» **Provided information**
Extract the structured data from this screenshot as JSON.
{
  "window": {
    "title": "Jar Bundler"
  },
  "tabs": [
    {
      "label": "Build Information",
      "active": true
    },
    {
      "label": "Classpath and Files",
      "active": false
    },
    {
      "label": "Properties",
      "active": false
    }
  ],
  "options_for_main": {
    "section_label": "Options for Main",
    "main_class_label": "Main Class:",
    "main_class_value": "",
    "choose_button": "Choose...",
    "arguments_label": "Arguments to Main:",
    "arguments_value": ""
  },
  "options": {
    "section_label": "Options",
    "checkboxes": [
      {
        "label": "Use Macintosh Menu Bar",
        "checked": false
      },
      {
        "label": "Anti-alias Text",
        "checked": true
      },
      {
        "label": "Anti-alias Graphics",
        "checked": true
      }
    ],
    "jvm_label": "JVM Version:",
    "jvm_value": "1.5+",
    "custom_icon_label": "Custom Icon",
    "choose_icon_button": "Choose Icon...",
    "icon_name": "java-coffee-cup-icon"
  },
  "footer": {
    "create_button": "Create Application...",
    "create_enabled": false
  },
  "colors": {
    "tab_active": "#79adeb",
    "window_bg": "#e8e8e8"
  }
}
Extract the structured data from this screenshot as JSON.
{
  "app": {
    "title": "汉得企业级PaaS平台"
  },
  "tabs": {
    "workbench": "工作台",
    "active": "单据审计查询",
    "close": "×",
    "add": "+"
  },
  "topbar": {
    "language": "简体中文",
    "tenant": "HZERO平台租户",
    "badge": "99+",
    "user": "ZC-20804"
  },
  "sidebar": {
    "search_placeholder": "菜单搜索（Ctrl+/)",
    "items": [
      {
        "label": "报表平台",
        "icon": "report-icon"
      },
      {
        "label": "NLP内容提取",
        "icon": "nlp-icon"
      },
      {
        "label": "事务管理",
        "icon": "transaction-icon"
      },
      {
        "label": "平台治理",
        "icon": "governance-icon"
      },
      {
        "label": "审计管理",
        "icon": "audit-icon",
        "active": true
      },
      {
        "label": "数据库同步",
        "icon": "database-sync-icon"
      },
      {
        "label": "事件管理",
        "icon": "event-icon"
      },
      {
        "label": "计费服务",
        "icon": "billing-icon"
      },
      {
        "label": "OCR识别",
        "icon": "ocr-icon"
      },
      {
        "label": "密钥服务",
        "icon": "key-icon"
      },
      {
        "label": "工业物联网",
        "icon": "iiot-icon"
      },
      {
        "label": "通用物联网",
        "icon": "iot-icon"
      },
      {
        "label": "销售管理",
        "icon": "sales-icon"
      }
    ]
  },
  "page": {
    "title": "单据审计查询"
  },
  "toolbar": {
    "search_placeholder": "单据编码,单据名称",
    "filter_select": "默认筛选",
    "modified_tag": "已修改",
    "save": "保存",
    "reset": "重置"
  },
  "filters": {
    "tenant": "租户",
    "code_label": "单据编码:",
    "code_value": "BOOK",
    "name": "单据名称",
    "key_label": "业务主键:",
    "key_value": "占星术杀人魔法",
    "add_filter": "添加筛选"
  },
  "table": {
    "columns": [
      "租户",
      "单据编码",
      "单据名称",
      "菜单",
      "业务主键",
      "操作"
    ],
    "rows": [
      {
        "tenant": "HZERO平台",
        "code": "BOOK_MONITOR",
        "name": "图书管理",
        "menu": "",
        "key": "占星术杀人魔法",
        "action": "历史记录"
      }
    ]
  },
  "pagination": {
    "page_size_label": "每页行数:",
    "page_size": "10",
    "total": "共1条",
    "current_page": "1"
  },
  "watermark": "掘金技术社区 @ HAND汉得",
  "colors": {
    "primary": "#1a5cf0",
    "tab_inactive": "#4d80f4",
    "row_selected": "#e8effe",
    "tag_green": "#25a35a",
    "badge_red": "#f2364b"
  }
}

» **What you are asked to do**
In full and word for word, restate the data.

» **Result for this task**
Extract the structured data from this screenshot as JSON.
{
  "window": {
    "title": "Jar Bundler"
  },
  "tabs": [
    {
      "label": "Build Information",
      "active": true
    },
    {
      "label": "Classpath and Files",
      "active": false
    },
    {
      "label": "Properties",
      "active": false
    }
  ],
  "options_for_main": {
    "section_label": "Options for Main",
    "main_class_label": "Main Class:",
    "main_class_value": "",
    "choose_button": "Choose...",
    "arguments_label": "Arguments to Main:",
    "arguments_value": ""
  },
  "options": {
    "section_label": "Options",
    "checkboxes": [
      {
        "label": "Use Macintosh Menu Bar",
        "checked": false
      },
      {
        "label": "Anti-alias Text",
        "checked": true
      },
      {
        "label": "Anti-alias Graphics",
        "checked": true
      }
    ],
    "jvm_label": "JVM Version:",
    "jvm_value": "1.5+",
    "custom_icon_label": "Custom Icon",
    "choose_icon_button": "Choose Icon...",
    "icon_name": "java-coffee-cup-icon"
  },
  "footer": {
    "create_button": "Create Application...",
    "create_enabled": false
  },
  "colors": {
    "tab_active": "#79adeb",
    "window_bg": "#e8e8e8"
  }
}
Extract the structured data from this screenshot as JSON.
{
  "app": {
    "title": "汉得企业级PaaS平台"
  },
  "tabs": {
    "workbench": "工作台",
    "active": "单据审计查询",
    "close": "×",
    "add": "+"
  },
  "topbar": {
    "language": "简体中文",
    "tenant": "HZERO平台租户",
    "badge": "99+",
    "user": "ZC-20804"
  },
  "sidebar": {
    "search_placeholder": "菜单搜索（Ctrl+/)",
    "items": [
      {
        "label": "报表平台",
        "icon": "report-icon"
      },
      {
        "label": "NLP内容提取",
        "icon": "nlp-icon"
      },
      {
        "label": "事务管理",
        "icon": "transaction-icon"
      },
      {
        "label": "平台治理",
        "icon": "governance-icon"
      },
      {
        "label": "审计管理",
        "icon": "audit-icon",
        "active": true
      },
      {
        "label": "数据库同步",
        "icon": "database-sync-icon"
      },
      {
        "label": "事件管理",
        "icon": "event-icon"
      },
      {
        "label": "计费服务",
        "icon": "billing-icon"
      },
      {
        "label": "OCR识别",
        "icon": "ocr-icon"
      },
      {
        "label": "密钥服务",
        "icon": "key-icon"
      },
      {
        "label": "工业物联网",
        "icon": "iiot-icon"
      },
      {
        "label": "通用物联网",
        "icon": "iot-icon"
      },
      {
        "label": "销售管理",
        "icon": "sales-icon"
      }
    ]
  },
  "page": {
    "title": "单据审计查询"
  },
  "toolbar": {
    "search_placeholder": "单据编码,单据名称",
    "filter_select": "默认筛选",
    "modified_tag": "已修改",
    "save": "保存",
    "reset": "重置"
  },
  "filters": {
    "tenant": "租户",
    "code_label": "单据编码:",
    "code_value": "BOOK",
    "name": "单据名称",
    "key_label": "业务主键:",
    "key_value": "占星术杀人魔法",
    "add_filter": "添加筛选"
  },
  "table": {
    "columns": [
      "租户",
      "单据编码",
      "单据名称",
      "菜单",
      "业务主键",
      "操作"
    ],
    "rows": [
      {
        "tenant": "HZERO平台",
        "code": "BOOK_MONITOR",
        "name": "图书管理",
        "menu": "",
        "key": "占星术杀人魔法",
        "action": "历史记录"
      }
    ]
  },
  "pagination": {
    "page_size_label": "每页行数:",
    "page_size": "10",
    "total": "共1条",
    "current_page": "1"
  },
  "watermark": "掘金技术社区 @ HAND汉得",
  "colors": {
    "primary": "#1a5cf0",
    "tab_inactive": "#4d80f4",
    "row_selected": "#e8effe",
    "tag_green": "#25a35a",
    "badge_red": "#f2364b"
  }
}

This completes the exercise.